ANNAPOLIS, Md. - Harold "Gator" Hoskins left high school as a quarterback. He wanted to come to Marshall University as a wide receiver. His head coach saw in him a potential safety. But he's leaving the Thundering Herd as one of the best tight ends in program history.
It was a roundabout route the senior took to find his niche on Marshall's roster, but he grew into it - literally and figuratively - quite well. He used the skills that made him so dangerous in his previous positions and melded that with a body befitting his current one to become one of the most prolific scoring threats in college football and the best scoring tight end in Marshall history.
Hoskins caps his record-setting career today when the Herd faces Maryland in the Military Bowl at Navy-Marine Corps Memorial Stadium (2:30 p.m., ESPN), and he gets one more chance to climb even higher in Marshall's annals.
Hoskins showed a knack for scoring production at Eastside High in Gainesville, Fla., though it was from under center. He was a quarterback in the team's wing-T offense and accounted for 20 touchdowns as a senior, 10 passing and 10 rushing. Hoskins figured he could use his athleticism to help the Herd score, too, except by catching passes rather than tossing them.
"When I first got here, I told the coaches I wanted to play receiver," he said. "So I'm thinking, hey, I'm going to be a receiver. I'm going to come in, contribute, play a little bit my freshman year and if not, redshirt. I'd just help the team out the best way I could at receiver. I wasn't expecting to be a tight end."
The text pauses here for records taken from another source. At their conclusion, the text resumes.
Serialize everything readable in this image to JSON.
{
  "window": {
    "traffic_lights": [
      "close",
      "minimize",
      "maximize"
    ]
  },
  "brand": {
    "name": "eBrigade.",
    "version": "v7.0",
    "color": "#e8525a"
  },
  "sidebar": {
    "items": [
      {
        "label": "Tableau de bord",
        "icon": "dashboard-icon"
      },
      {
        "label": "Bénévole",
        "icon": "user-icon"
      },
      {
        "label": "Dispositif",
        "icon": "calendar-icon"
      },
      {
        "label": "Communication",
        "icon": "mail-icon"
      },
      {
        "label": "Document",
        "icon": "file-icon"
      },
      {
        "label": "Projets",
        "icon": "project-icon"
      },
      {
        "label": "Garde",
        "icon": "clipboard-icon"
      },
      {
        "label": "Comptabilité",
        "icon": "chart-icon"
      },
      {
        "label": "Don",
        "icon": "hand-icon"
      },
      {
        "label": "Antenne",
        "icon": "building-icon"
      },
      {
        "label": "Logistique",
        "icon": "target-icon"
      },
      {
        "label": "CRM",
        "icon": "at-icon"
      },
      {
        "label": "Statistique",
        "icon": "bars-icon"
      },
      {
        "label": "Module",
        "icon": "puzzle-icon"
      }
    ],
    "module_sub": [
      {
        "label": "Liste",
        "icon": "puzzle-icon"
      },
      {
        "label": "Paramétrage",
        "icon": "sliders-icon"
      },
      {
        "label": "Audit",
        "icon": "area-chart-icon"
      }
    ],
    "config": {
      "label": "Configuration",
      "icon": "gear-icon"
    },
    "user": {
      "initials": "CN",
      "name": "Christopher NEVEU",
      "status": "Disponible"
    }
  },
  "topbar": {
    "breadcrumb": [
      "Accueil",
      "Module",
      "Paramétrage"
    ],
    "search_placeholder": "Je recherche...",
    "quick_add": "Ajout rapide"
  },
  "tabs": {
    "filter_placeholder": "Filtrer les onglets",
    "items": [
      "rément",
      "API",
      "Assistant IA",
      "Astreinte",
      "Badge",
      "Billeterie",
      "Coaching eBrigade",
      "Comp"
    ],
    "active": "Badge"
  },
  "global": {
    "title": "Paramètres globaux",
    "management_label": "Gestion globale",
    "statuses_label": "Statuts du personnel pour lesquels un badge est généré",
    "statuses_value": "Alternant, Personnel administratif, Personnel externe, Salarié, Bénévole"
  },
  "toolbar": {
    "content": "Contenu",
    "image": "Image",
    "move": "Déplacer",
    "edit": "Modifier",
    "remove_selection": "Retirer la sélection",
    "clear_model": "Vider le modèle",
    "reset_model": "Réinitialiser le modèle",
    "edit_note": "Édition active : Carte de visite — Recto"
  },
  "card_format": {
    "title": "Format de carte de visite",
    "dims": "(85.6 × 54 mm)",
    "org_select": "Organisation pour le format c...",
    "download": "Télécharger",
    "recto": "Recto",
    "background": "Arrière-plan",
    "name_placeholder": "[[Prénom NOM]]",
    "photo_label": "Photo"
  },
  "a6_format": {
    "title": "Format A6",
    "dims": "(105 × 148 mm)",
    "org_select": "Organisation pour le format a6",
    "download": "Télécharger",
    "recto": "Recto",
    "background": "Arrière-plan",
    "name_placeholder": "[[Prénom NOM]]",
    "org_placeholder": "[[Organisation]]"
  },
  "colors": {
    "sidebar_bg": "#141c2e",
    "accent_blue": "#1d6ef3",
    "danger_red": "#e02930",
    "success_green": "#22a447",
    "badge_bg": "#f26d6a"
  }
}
Marshall's coaches weren't exactly expecting it either. Coach Doc Holliday looked at Hoskins and figured he could become a safety. Offensive coordinator Bill Legg said he had the frame that, if he started out as a safety, he could bulk up and become a linebacker. But Hoskins started out at receiver, a short-lived stint once he did start bulking up.
"All of a sudden, he walks in here and he's 225," Legg said. "And we were like, huh, this guy would make a great H-back and become a great tight end as we move forward."
Hoskins admits that he didn't realize the potential he had at tight end. His coaches realized it for him. Wide receivers normally tip the scales at something smaller than 225, so transforming into a tight end became necessary. But that transformation was more than physical. Quarterbacks are taught to avoid contact. Tight ends are taught to embrace it.
Now Hoskins had to learn what football was like with a hand in the dirt.
"That part was changing a mindset," Hoskins said. "I wasn't used to that before. You're getting touched every play and you have to be physical up front. It was just something I had to get my mind prepared for and get the mindset to be tough and be a go-getter."
It was a tackling drill during Hoskins' freshman year that gave him an idea that he could flourish at this foreign position. He had a defensive end bearing down on him during that drill and, when that end popped him, he wondered if this new role would fit him. On the next go-round, when he got the better of that end, he figured he was all right.
Legg also convinced Hoskins that this job was for him by referencing past players with similar stories. Dustin Keller, a tight end and Mackey Award semifinalist during Legg's time on Purdue's staff, was the prime example. Keller, Legg said, entered college as a 207-pound receiver, took a redshirt, then grew to 225 pounds. He finished his career at 242 pounds, was named second-team all-Big Ten in 2007 and was a first-round pick of the New York Jets in 2008.
"I'm sure he wasn't overly ecstatic when we first moved him, just like Keller wasn't overly ecstatic when we first moved him," Legg said. "And I can name numbers and numbers of players I remember sitting in my office and crying because, 'I want to stay at this position. I don't want to play that position.'
"But at the end of the day," he continued, "what's best for the kid is what's best for the team. And what was best for Gator was to move to tight end because it eventually it was going to be best for the team."